Near-field microscopy for nanoscale materials characterization  
Guest Speaker
Dr. Joanna Atkin  
Guest Affiliation
Department of Chemistry University of North Carolina  
Thursday, February 17, 2022 3:55 pm - 4:55 pm  
Zoom Meeting  

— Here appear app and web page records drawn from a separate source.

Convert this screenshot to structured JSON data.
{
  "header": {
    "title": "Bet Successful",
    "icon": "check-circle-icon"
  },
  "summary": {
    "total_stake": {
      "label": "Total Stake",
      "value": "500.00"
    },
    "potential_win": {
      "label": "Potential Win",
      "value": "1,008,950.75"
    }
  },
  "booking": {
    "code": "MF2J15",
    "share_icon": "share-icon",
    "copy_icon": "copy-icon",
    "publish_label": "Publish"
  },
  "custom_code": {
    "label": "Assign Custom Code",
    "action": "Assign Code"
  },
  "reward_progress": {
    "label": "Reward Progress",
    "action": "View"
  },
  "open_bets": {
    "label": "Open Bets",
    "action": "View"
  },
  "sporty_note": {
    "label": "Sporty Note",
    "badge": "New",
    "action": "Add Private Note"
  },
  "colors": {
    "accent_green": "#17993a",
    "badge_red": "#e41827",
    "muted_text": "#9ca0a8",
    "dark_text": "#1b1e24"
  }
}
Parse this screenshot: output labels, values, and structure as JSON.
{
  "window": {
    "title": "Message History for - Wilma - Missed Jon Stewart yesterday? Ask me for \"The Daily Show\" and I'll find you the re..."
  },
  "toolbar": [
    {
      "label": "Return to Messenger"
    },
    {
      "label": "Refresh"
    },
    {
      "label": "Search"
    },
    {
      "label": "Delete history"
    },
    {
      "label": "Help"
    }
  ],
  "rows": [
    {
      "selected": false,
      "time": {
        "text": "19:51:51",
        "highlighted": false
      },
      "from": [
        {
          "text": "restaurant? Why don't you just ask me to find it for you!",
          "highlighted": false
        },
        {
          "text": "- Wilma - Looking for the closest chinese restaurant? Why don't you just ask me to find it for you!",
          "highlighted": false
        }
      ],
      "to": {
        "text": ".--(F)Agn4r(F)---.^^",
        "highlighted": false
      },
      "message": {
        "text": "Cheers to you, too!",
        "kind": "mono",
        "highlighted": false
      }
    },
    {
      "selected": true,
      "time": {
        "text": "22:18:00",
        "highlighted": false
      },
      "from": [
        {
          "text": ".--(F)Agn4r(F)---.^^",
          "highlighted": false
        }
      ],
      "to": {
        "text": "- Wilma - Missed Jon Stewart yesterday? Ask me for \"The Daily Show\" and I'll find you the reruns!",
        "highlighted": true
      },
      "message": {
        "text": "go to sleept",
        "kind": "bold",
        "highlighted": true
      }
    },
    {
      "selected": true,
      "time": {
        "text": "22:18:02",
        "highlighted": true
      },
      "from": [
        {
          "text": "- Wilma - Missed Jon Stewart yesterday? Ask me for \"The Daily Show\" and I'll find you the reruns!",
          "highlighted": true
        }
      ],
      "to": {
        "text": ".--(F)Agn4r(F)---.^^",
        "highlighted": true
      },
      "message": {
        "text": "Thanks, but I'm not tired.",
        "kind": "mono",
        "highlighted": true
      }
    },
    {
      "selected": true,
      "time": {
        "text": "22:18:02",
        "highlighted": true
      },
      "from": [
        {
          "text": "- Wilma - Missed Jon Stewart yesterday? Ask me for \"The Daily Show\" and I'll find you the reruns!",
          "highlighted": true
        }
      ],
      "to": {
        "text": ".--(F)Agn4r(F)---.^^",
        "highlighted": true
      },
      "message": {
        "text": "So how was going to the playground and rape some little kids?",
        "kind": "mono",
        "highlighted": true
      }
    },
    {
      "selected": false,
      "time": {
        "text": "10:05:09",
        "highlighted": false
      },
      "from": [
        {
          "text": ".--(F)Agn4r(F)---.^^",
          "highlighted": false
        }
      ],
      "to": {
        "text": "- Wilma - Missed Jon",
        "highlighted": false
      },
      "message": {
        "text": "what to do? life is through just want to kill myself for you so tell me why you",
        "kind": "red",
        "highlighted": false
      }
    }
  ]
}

Semiconducting nanostructures have been proposed as material platforms for a wide variety of photonic, electronic, and photovoltaic elements. In order to realize these applications, careful design and characterization of electronic properties such as dopant concentration, activation, and distribution are needed. I will discuss the use of near-field optical microscopy as a non-destructive method for chemical, structural, and electronic imaging in nanomaterials, focusing on a specific application, the study of axially-doped silicon nanowires (SiNWs). We can detect local changes in the electrically-active doping concentration from the free-carrier absorption in both n- type and p-type doped SiNWs. The < 20 nm spatial resolution allows us to directly measure dopant transition abruptness and charge carrier properties in the vicinity of interfaces in single and multi-junction SiNWs, both in the infrared and the microwave spectral regimes. However, the tip is perturbative in terms of both the electromagnetic wave (frequency-resolved) and electrostatic (charge carrier redistribution) interactions, and this affects the measured results, an important consideration in nanostructured materials especially. Our results demonstrate the utility of near-field spectroscopy in probing local properties of nanomaterials, but emphasize the little-understood convolutional role of the tip in many forms of scanning probe microscopy.